Russia and President Vladimir Putin are being sued by the families of those who died when Malaysia Airlines flight MH17 was brought down over eastern Ukraine in July 2014 killing 298 on board.
The action is being brought before the European Court of Rights and is based on the violation of a passenger’s right to life.
In all 33 next-of-kin have been named in the application, according to the Sydney Morning Herald.
It is the latest in a series of legal claims following the disaster. In July last year the Telegraph disclosed that Igor Girkin, the leader of Russian separatist forces in eastern Ukraine was, in an action launched in Chicago, formally accused on orchestrating the downing of the Boeing 777.

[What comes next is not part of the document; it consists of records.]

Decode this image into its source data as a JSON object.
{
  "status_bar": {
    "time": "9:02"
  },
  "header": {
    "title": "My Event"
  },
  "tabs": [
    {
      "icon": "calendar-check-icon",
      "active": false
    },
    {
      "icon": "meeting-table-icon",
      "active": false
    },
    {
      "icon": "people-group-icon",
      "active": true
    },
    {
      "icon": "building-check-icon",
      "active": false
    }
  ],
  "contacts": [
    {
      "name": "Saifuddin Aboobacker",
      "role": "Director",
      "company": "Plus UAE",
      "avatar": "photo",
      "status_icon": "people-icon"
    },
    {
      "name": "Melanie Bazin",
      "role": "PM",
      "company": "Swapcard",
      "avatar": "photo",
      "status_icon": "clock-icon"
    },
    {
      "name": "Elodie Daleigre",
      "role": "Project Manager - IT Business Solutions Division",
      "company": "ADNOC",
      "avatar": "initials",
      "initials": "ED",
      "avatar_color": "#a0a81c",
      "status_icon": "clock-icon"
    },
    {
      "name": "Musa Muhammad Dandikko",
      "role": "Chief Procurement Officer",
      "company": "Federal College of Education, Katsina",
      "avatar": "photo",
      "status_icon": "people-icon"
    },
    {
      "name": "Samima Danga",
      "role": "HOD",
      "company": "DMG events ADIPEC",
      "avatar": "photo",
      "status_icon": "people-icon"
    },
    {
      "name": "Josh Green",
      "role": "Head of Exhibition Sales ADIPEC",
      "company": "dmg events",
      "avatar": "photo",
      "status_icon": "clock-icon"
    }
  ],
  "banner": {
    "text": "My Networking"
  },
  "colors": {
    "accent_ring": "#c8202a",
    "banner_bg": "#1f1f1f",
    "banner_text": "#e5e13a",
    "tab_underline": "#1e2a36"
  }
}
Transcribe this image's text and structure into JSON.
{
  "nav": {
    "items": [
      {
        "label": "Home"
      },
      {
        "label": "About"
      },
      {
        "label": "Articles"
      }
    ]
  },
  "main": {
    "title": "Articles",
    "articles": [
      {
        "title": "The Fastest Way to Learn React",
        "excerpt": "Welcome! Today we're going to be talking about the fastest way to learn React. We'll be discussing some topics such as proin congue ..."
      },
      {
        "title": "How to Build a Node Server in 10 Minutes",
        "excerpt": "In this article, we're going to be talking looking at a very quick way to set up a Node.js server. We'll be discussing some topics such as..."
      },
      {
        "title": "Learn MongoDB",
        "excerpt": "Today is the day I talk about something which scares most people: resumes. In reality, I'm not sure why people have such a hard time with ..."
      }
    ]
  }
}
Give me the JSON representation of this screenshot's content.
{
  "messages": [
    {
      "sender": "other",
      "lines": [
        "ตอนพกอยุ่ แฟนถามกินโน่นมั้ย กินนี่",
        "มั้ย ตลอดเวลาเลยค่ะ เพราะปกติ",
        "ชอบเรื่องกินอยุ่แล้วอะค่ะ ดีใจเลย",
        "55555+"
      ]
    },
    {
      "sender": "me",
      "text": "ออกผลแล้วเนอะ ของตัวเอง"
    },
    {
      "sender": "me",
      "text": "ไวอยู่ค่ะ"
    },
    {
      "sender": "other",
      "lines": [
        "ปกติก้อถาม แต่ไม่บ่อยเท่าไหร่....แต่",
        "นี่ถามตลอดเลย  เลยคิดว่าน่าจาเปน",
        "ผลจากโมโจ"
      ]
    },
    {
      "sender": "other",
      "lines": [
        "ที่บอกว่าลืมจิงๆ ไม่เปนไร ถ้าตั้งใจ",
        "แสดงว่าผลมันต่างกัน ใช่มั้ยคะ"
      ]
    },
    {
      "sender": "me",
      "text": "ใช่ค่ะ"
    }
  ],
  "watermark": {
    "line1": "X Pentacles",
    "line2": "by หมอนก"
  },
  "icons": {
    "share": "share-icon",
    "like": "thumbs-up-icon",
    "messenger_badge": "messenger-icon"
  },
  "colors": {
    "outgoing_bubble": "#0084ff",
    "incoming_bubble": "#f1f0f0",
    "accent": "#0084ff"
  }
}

That claim also alleged that the action was taken with the blessing of the Kremlin.
The Australian claim, which is seeking £4.9 million for each victim names both President Putin and the Russian state as respondents.
Jerry Skinner, the US-based aviation lawyer who is , leading the case, told News.com.au it was difficult for the families to live with, knowing it was “a crime”.
“The Russians don’t have any facts for blaming Ukraine, We have facts, photographs, memorandums, tonnes of stuff.”
Russia has always denied involvement in the downing of the aircraft.
Last year a Dutch report said the plane was brought down by a Russian-made Buk missile, but it did not attribute blame for the atrocity.
The Dutch authorities are still carrying out an investigation into the disaster.
At the same time Dutch and Malaysian diplomats have drafted a UN resolution which would bring those responsible for bringing down the plane to justice.
However the Russians, who have described the resolution as “premature”, hinted they could veto the move.